Gets very little attention weird imho. You likely have a few Italian style socialist PMs in that time and all efforts are likley going out ogf the window.

Knowing that the average Italian cabinet lasted around 1 year, good to point the markets that during that 'debt reduction-period' all kinds of strange birds could come along eg those of the BungaBunga brand.

Idris Francis said...

Yet another example of a politician who still does not undertand - as none of ours do - that saying "my words were taken out of context" or "my words were misunderstood" when the words and their meaning were plain and undeniable, makes them seem shifty and evasive. But then again, they are!

I had the same problem - and the same reply - from Stephen Ladyman in 2006 when he was Roads Minister and spoke on Radio 4 immediately after I had explained from Strasbourg's ECHR why I had filed my application about the right to silence being breached by speed camera law demanding that drivers identify themselves.

Ladyman said (I have a transcript) that "With respect to Mr. Francis, he doesn't care about the right to silence, he just wishes to drive around at high speed killing people, without getting caught".

It goes without saying of course that he was wrong about me, but he was also wrong about the law - it is only those who commit "modest" driving offences who loose the right to silence - those who kill and maim or do anthing that might lead to a prison sentence retain the right to say, in the words of a Judge 100 years ago "You suspect me of a crime but it is up to you to prove it, not up to me to convict myself out of my own mouth" As of course do murderers, rapiss, terrorists and everyone else except the driver.

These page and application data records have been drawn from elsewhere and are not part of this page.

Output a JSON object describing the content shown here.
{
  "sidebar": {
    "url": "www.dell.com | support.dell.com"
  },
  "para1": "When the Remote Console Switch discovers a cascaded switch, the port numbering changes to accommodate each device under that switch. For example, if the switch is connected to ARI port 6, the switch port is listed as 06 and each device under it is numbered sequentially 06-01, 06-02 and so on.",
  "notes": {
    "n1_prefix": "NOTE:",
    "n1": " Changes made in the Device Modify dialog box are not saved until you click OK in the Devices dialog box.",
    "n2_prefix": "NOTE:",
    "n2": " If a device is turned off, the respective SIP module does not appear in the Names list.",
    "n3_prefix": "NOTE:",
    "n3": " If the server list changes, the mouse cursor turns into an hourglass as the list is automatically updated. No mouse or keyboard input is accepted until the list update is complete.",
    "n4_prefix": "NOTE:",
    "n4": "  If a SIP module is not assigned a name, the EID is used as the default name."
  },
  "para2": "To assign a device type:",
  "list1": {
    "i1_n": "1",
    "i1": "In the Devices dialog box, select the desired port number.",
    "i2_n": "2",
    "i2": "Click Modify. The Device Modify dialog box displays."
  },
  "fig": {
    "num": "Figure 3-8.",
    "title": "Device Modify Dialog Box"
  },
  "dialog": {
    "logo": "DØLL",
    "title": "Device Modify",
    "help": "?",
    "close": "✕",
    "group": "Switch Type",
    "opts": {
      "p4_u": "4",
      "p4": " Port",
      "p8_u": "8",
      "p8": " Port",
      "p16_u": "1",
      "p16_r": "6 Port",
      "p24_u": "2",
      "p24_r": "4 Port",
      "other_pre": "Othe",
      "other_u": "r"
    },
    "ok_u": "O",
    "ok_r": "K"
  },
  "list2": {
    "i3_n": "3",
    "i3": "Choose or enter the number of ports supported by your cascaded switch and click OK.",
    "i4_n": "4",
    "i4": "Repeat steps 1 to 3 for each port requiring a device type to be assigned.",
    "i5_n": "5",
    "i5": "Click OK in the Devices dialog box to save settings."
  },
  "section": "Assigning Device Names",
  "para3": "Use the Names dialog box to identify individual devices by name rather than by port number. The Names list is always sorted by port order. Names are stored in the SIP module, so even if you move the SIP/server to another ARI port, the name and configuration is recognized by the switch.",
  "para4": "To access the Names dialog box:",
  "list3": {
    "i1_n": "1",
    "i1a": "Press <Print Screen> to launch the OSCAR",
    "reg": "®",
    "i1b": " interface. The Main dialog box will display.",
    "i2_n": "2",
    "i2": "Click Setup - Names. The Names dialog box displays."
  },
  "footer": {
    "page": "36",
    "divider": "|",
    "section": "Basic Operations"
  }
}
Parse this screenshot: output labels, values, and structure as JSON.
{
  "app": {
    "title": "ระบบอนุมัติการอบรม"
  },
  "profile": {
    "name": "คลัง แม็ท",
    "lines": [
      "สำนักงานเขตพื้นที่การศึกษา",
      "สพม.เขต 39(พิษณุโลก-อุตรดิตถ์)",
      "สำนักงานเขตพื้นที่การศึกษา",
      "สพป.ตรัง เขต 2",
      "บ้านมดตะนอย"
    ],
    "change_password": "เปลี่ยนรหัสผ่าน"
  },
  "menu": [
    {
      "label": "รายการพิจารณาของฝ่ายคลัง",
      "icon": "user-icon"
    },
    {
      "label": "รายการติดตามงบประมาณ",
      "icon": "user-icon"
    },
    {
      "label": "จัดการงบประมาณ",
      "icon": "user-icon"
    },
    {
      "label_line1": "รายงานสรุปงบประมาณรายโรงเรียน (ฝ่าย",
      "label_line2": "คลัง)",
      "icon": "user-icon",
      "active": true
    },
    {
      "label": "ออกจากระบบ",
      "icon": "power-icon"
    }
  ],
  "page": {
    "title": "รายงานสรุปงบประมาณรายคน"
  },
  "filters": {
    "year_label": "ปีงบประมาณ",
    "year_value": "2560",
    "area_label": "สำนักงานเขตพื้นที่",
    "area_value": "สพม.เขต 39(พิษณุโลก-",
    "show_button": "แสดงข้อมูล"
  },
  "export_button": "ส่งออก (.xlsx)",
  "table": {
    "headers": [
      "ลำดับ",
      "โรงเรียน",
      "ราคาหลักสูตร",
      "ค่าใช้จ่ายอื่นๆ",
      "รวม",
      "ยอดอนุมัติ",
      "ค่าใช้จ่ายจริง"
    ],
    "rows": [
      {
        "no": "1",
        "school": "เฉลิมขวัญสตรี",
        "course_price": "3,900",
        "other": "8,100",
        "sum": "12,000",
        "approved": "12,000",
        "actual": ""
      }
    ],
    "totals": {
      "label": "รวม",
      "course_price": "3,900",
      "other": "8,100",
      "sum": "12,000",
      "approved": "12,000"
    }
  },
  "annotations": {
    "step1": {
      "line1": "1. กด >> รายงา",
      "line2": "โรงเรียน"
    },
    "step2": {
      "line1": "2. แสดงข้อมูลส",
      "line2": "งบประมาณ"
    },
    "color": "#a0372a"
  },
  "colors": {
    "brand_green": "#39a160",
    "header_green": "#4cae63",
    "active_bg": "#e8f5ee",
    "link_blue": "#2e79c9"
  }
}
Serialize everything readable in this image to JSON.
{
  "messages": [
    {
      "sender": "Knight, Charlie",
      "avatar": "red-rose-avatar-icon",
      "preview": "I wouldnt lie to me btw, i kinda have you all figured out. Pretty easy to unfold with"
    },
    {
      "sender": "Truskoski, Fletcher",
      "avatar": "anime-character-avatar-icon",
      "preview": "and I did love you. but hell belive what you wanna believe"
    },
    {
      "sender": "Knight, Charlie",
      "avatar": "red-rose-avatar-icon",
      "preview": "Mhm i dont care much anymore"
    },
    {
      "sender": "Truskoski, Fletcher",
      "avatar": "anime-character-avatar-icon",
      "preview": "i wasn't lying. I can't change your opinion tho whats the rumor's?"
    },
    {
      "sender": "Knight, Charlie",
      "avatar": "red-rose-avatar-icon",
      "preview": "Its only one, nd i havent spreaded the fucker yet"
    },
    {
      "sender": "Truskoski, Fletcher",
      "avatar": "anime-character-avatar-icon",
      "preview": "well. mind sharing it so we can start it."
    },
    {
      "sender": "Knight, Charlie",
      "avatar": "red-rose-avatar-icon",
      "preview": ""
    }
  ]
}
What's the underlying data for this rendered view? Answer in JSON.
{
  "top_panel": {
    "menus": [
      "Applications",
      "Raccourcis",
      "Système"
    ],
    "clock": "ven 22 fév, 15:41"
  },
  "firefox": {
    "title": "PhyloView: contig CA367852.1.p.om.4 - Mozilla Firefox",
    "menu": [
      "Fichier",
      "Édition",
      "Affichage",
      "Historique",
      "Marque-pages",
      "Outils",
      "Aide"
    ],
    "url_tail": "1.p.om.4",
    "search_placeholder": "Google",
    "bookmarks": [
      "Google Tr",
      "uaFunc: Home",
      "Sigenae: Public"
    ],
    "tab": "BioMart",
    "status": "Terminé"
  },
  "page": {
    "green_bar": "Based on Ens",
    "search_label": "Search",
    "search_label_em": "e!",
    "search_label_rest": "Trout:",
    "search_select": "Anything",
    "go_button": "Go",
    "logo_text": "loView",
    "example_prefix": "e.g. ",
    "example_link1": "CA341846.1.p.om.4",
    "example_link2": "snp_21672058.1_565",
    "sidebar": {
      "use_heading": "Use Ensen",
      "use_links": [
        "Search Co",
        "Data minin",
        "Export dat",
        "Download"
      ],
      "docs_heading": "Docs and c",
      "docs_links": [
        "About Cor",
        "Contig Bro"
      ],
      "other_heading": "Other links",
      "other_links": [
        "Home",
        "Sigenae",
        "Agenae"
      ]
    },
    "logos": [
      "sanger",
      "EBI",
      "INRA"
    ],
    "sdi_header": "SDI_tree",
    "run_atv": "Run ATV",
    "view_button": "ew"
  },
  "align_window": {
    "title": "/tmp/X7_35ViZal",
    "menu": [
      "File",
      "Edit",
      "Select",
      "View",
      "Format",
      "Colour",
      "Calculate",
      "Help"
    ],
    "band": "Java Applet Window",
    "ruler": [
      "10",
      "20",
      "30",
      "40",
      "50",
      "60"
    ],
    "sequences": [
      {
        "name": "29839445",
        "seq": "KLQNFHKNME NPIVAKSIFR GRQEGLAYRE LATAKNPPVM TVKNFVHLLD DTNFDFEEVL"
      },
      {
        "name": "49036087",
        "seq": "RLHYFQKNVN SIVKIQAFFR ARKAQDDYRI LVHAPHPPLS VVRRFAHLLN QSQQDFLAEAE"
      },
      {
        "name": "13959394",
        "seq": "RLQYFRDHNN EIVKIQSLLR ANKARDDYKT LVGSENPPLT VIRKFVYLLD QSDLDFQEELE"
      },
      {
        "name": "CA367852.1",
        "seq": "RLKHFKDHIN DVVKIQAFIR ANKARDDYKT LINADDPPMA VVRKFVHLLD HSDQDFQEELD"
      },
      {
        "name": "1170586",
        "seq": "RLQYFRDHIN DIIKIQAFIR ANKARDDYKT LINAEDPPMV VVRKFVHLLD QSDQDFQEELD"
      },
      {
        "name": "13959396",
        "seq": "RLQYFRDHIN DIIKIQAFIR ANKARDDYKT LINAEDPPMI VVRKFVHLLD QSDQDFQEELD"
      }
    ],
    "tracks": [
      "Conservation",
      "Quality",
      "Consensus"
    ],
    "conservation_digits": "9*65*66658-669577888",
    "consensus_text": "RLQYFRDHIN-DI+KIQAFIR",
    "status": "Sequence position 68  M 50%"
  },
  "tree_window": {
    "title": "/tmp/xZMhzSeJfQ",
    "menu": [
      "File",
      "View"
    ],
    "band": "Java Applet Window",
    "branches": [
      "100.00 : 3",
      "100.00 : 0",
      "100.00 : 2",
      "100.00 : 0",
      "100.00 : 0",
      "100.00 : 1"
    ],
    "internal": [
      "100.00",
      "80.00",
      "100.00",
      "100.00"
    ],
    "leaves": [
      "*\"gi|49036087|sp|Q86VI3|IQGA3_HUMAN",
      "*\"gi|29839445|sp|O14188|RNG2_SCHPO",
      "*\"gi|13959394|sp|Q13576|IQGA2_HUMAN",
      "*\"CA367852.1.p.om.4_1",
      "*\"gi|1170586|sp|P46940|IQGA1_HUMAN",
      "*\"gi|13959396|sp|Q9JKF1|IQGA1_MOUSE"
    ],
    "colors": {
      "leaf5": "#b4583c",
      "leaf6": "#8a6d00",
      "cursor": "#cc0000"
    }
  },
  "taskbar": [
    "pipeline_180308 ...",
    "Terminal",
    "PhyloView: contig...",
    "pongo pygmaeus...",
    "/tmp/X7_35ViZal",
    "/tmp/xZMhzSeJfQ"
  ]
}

Naturally Ladyman refused to apologise, other than if his words had been misunderstood!